- 9. Bortolotti F, Verucchi G, Cammà C, Cabibbo G, Zancan L, et al. (2008) Long-term course of chronic hepatitis C in children: from viral clearance to end-stage liver disease. Gastroenterology 134: 1900–1907. doi: 10.1053/j.gastro.2008.02.082
- 10. Afdhal NH (2004) The natural history of hepatitis C. Semin Liver Dis 24: 3–8. doi: 10.1055/s-2004-832922
- 11. Prendergast AJ, Klenerman P, Goulder PJ (2012) The impact of differential antiviral immunity in children and adults. Nat Rev Immunol 12: 636–648. doi: 10.1038/nri3277
- 12. Genomes Project Consortium (2010) Abecasis GR, Altshuler D, Auton A, Brooks LD, Durbin RM, et al. (2010) A map of human genome variation from population-scale sequencing. Nature 467: 1061–1073.
- 13. Indolfi G, Azzari C, Resti M (2013) Perinatal Transmission of Hepatitis C Virus. J Pediatr 163: 1549–1552. doi: 10.1016/j.jpeds.2013.06.077

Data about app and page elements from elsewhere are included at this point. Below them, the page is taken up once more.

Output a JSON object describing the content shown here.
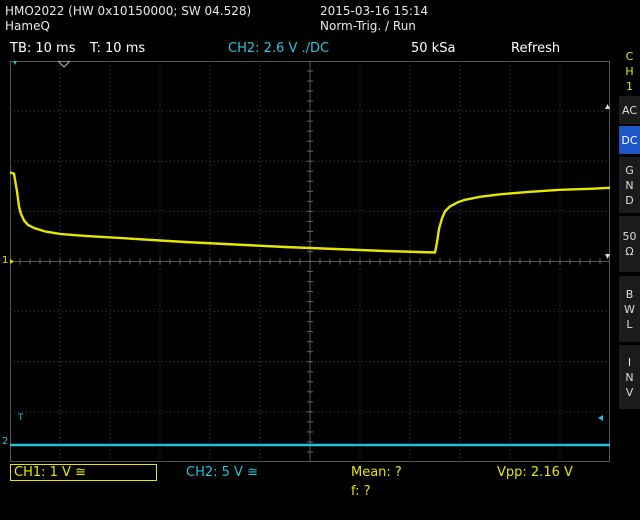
{
  "header": {
    "device_info": "HMO2022 (HW 0x10150000; SW 04.528)",
    "vendor": "HameQ",
    "datetime": "2015-03-16 15:14",
    "trigger_status": "Norm-Trig. / Run"
  },
  "info_bar": {
    "timebase": "TB: 10 ms",
    "trigger_time": "T: 10 ms",
    "trigger_channel": "CH2: 2.6 V ./DC",
    "sample_rate": "50 kSa",
    "mode": "Refresh"
  },
  "side_menu": {
    "channel": [
      "C",
      "H",
      "1"
    ],
    "items": [
      {
        "label": [
          "AC"
        ],
        "active": false
      },
      {
        "label": [
          "DC"
        ],
        "active": true
      },
      {
        "label": [
          "G",
          "N",
          "D"
        ],
        "active": false
      },
      {
        "label": [
          "50",
          "Ω"
        ],
        "active": false
      },
      {
        "label": [
          "B",
          "W",
          "L"
        ],
        "active": false
      },
      {
        "label": [
          "I",
          "N",
          "V"
        ],
        "active": false
      }
    ]
  },
  "markers": {
    "ch1_ground": "1",
    "ch2_ground": "2",
    "trigger_level": "T"
  },
  "bottom": {
    "ch1": "CH1: 1 V ≅",
    "ch2": "CH2: 5 V ≅",
    "mean": "Mean: ?",
    "freq": "f: ?",
    "vpp": "Vpp: 2.16 V"
  },
  "colors": {
    "ch1": "#e6e600",
    "ch2": "#22c3d8",
    "info_text": "#2ec7d8",
    "grid": "#4a4a4a",
    "active_key": "#1f56c6"
  },
  "chart_data": {
    "type": "line",
    "title": "",
    "xlabel": "",
    "ylabel": "",
    "x_unit": "ms",
    "xlim": [
      -50,
      70
    ],
    "grid": true,
    "series": [
      {
        "name": "CH1",
        "units": "V",
        "ylim": [
          -2.4,
          5.6
        ],
        "x": [
          -50,
          -49.2,
          -48.6,
          -48.2,
          -47.8,
          -47.2,
          -46.4,
          -45,
          -43,
          -40,
          -35,
          -25,
          -15,
          -5,
          5,
          15,
          25,
          35,
          35.4,
          35.8,
          36.4,
          37,
          38,
          39.5,
          41,
          44,
          48,
          54,
          60,
          66,
          70
        ],
        "values": [
          3.38,
          3.35,
          3.0,
          2.7,
          2.55,
          2.42,
          2.33,
          2.26,
          2.2,
          2.15,
          2.11,
          2.05,
          1.99,
          1.94,
          1.89,
          1.85,
          1.81,
          1.78,
          1.98,
          2.25,
          2.46,
          2.6,
          2.7,
          2.78,
          2.83,
          2.89,
          2.94,
          2.99,
          3.03,
          3.05,
          3.07
        ]
      },
      {
        "name": "CH2",
        "units": "V",
        "ylim": [
          -20,
          20
        ],
        "x": [
          -50,
          70
        ],
        "values": [
          -18.3,
          -18.3
        ]
      }
    ]
  }
}
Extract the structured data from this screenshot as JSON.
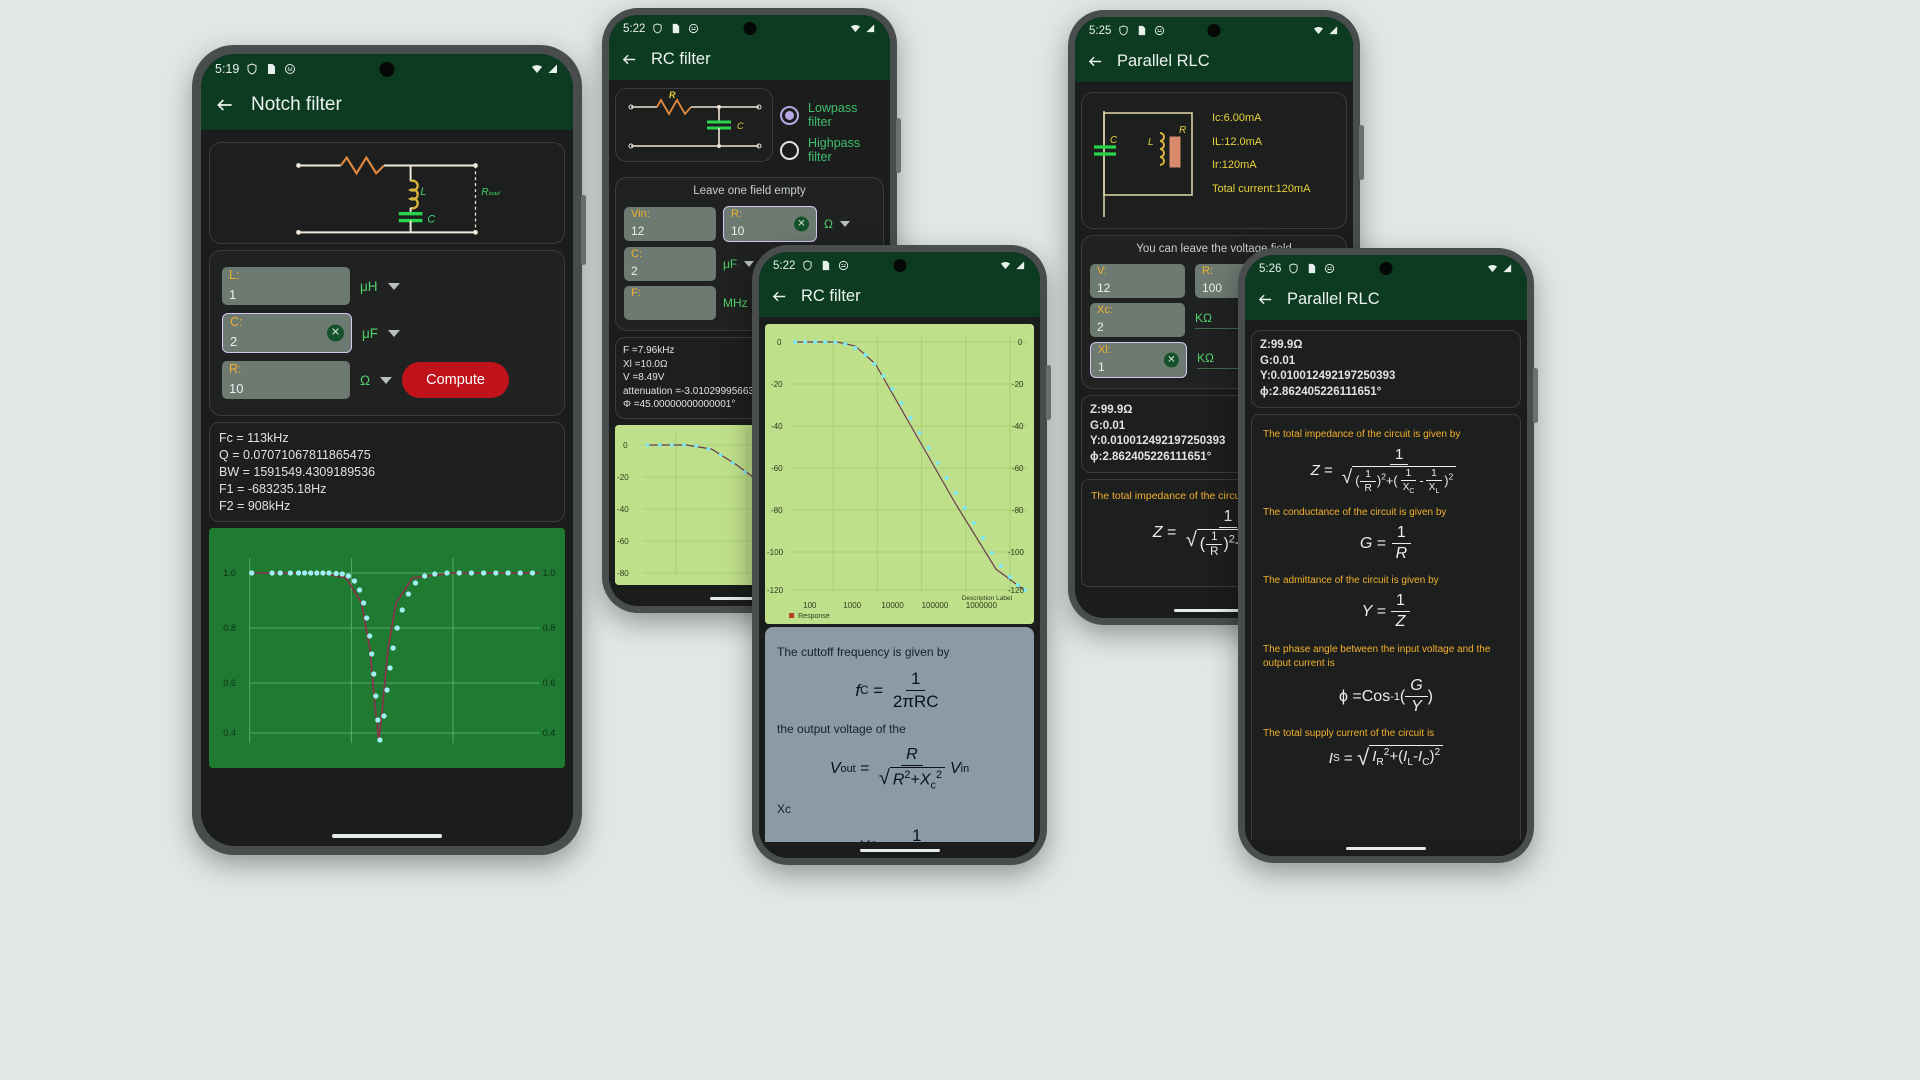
{
  "phones": [
    {
      "id": "notch-filter",
      "status": {
        "time": "5:19",
        "icons": [
          "shield-icon",
          "sd-card-icon",
          "emoji-icon"
        ],
        "right_icons": [
          "wifi-icon",
          "signal-icon"
        ]
      },
      "appbar": {
        "back": "←",
        "title": "Notch filter"
      },
      "fields": [
        {
          "label": "L:",
          "value": "1",
          "unit": "μH",
          "focused": false,
          "clear": false
        },
        {
          "label": "C:",
          "value": "2",
          "unit": "μF",
          "focused": true,
          "clear": true
        },
        {
          "label": "R:",
          "value": "10",
          "unit": "Ω",
          "focused": false,
          "clear": false
        }
      ],
      "compute_label": "Compute",
      "results": [
        "Fc = 113kHz",
        "Q = 0.07071067811865475",
        "BW = 1591549.4309189536",
        "F1 = -683235.18Hz",
        "F2 = 908kHz"
      ],
      "circuit_labels": {
        "r": "",
        "l": "L",
        "c": "C",
        "rload": "R"
      },
      "chart": {
        "yticks": [
          "1.0",
          "0.8",
          "0.6",
          "0.4"
        ],
        "yticks_right": [
          "1.0",
          "0.8",
          "0.6",
          "0.4"
        ],
        "bg": "#1f7a32",
        "point_color": "#9ff0f5",
        "line_color": "#8e2f4a"
      }
    },
    {
      "id": "rc-filter-top",
      "status": {
        "time": "5:22",
        "icons": [
          "shield-icon",
          "sd-card-icon",
          "emoji-icon"
        ],
        "right_icons": [
          "wifi-icon",
          "signal-icon"
        ]
      },
      "appbar": {
        "back": "←",
        "title": "RC filter"
      },
      "radios": [
        {
          "label": "Lowpass filter",
          "selected": true
        },
        {
          "label": "Highpass filter",
          "selected": false
        }
      ],
      "hint": "Leave one field empty",
      "fields": [
        {
          "label": "Vin:",
          "value": "12",
          "unit": "",
          "focused": false,
          "clear": false
        },
        {
          "label": "R:",
          "value": "10",
          "unit": "Ω",
          "focused": true,
          "clear": true
        },
        {
          "label": "C:",
          "value": "2",
          "unit": "μF",
          "focused": false,
          "clear": false
        },
        {
          "label": "F:",
          "value": "",
          "unit": "MHz",
          "focused": false,
          "clear": false
        }
      ],
      "results": [
        "F =7.96kHz",
        "Xl =10.0Ω",
        "V =8.49V",
        "attenuation =-3.01029995663",
        "Φ =45.00000000000001°"
      ],
      "circuit_labels": {
        "r": "R",
        "c": "C"
      },
      "chart": {
        "yticks": [
          "0",
          "-20",
          "-40",
          "-60",
          "-80"
        ],
        "bg": "#bfe08a"
      }
    },
    {
      "id": "rc-filter-graph",
      "status": {
        "time": "5:22",
        "icons": [
          "shield-icon",
          "sd-card-icon",
          "emoji-icon"
        ],
        "right_icons": [
          "wifi-icon",
          "signal-icon"
        ]
      },
      "appbar": {
        "back": "←",
        "title": "RC filter"
      },
      "chart": {
        "type": "line",
        "title": "",
        "yticks": [
          "0",
          "-20",
          "-40",
          "-60",
          "-80",
          "-100",
          "-120"
        ],
        "yticks_right": [
          "0",
          "-20",
          "-40",
          "-60",
          "-80",
          "-100",
          "-120"
        ],
        "xticks": [
          "100",
          "1000",
          "10000",
          "100000",
          "1000000"
        ],
        "xlabel": "Description Label",
        "legend": "Response",
        "bg": "#bfe08a",
        "point_color": "#7fe8f0",
        "ylim": [
          -120,
          0
        ]
      },
      "formula": {
        "t1": "The cuttoff frequency is given by",
        "t2": "the output voltage of the",
        "t3": "Xc"
      }
    },
    {
      "id": "parallel-rlc-top",
      "status": {
        "time": "5:25",
        "icons": [
          "shield-icon",
          "sd-card-icon",
          "emoji-icon"
        ],
        "right_icons": [
          "wifi-icon",
          "signal-icon"
        ]
      },
      "appbar": {
        "back": "←",
        "title": "Parallel RLC"
      },
      "circuit_values": [
        "Ic:6.00mA",
        "IL:12.0mA",
        "Ir:120mA",
        "Total current:120mA"
      ],
      "circuit_labels": {
        "c": "C",
        "l": "L",
        "r": "R"
      },
      "hint": "You can leave the voltage field",
      "fields": [
        {
          "label": "V:",
          "value": "12",
          "unit": "",
          "focused": false,
          "clear": false
        },
        {
          "label": "R:",
          "value": "100",
          "unit": "",
          "focused": false,
          "clear": false
        },
        {
          "label": "Xc:",
          "value": "2",
          "unit": "KΩ",
          "focused": false,
          "clear": false
        },
        {
          "label": "Xl:",
          "value": "1",
          "unit": "KΩ",
          "focused": true,
          "clear": true
        }
      ],
      "results": [
        "Z:99.9Ω",
        "G:0.01",
        "Y:0.010012492197250393",
        "ϕ:2.862405226111651°"
      ],
      "formula_text": "The total impedance of the circuit"
    },
    {
      "id": "parallel-rlc-formulas",
      "status": {
        "time": "5:26",
        "icons": [
          "shield-icon",
          "sd-card-icon",
          "emoji-icon"
        ],
        "right_icons": [
          "wifi-icon",
          "signal-icon"
        ]
      },
      "appbar": {
        "back": "←",
        "title": "Parallel RLC"
      },
      "results": [
        "Z:99.9Ω",
        "G:0.01",
        "Y:0.010012492197250393",
        "ϕ:2.862405226111651°"
      ],
      "formulas": [
        "The total impedance of the circuit is given by",
        "The conductance of the circuit is given by",
        "The admittance of the circuit is given by",
        "The phase angle between the input voltage and the output current is",
        "The total supply current of the circuit is"
      ]
    }
  ],
  "colors": {
    "appbar_green": "#0c3b22",
    "accent_amber": "#f2b02e",
    "unit_green": "#4fd06a",
    "compute_red": "#c0121a",
    "focus_purple": "#d3c6f0",
    "page_bg": "#e1e8e4"
  }
}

- 14. Indolfi G, Resti M (2009) Perinatal transmission of hepatitis C virus infection. J Med Virol 81: 836–843. doi: 10.1002/jmv.21437
- 15. Resti M, Jara P, Hierro L, Azzari C, Giacchino R, et al. (2003) Clinical features and progression of perinatally acquired hepatitis C virus infection. J Med Virol 70: 373–377. doi: 10.1002/jmv.10405
- 16. Indolfi G, Azzari C, Moriondo M, Lippi F, de Martino M, et al. (2006) Alanine transaminase levels in the year before pregnancy predict the risk of hepatitis C virus vertical transmission. J Med Virol 78: 911–914. doi: 10.1002/jmv.20640
- 17. Novembre J, Johnson T, Bryc K, Kutalik Z, Boyko AR, et al. (2008) Genes mirror geography within Europe. Nature 456: 98–101. doi: 10.1038/nature07331
- 18. Stathias V, Sotiris GR, Karagiannidis I, Bourikas G, Martinis G, et al. (2012) Exploring genomic structure differences and similarities between the Greek and European HapMap populations: implications for association studies. Ann Hum Genet 76: 472–483. doi: 10.1111/j.1469-1809.2012.00730.x
- 19. European Paediatric Hepatitis C Virus Network (2005) Three broad modalities in the natural history of vertically acquired hepatitis C virus infection. Clin Infect Dis 41: 45–51. doi: 10.1086/430601
- 20. Langhans B, Kupfer B, Braunschweiger I, Arndt S, Schulte W, et al. (2011) Interferon-lambda serum levels in hepatitis C. J Hepatol 54: 859–865. doi: 10.1016/j.jhep.2010.08.020
- 21. Naggie S, Osinusi A, Katsounas A, Lempicki R, Herrmann E, et al. (2012) Dysregulation of innate immunity in hepatitis C virus genotype 1 IL28B-unfavorable genotype patients: impaired viral kinetics and therapeutic response. Hepatology 56: 444–454. doi: 10.1002/hep.25647
- 22. Kollmann TR, Crabtree J, Rein-Weston A, Blimkie D, Thommai F, et al. (2009) Neonatal innate TLR-mediated responses are distinct from those of adults. J Immunol 183: 7150–7160. doi: 10.4049/jimmunol.0901481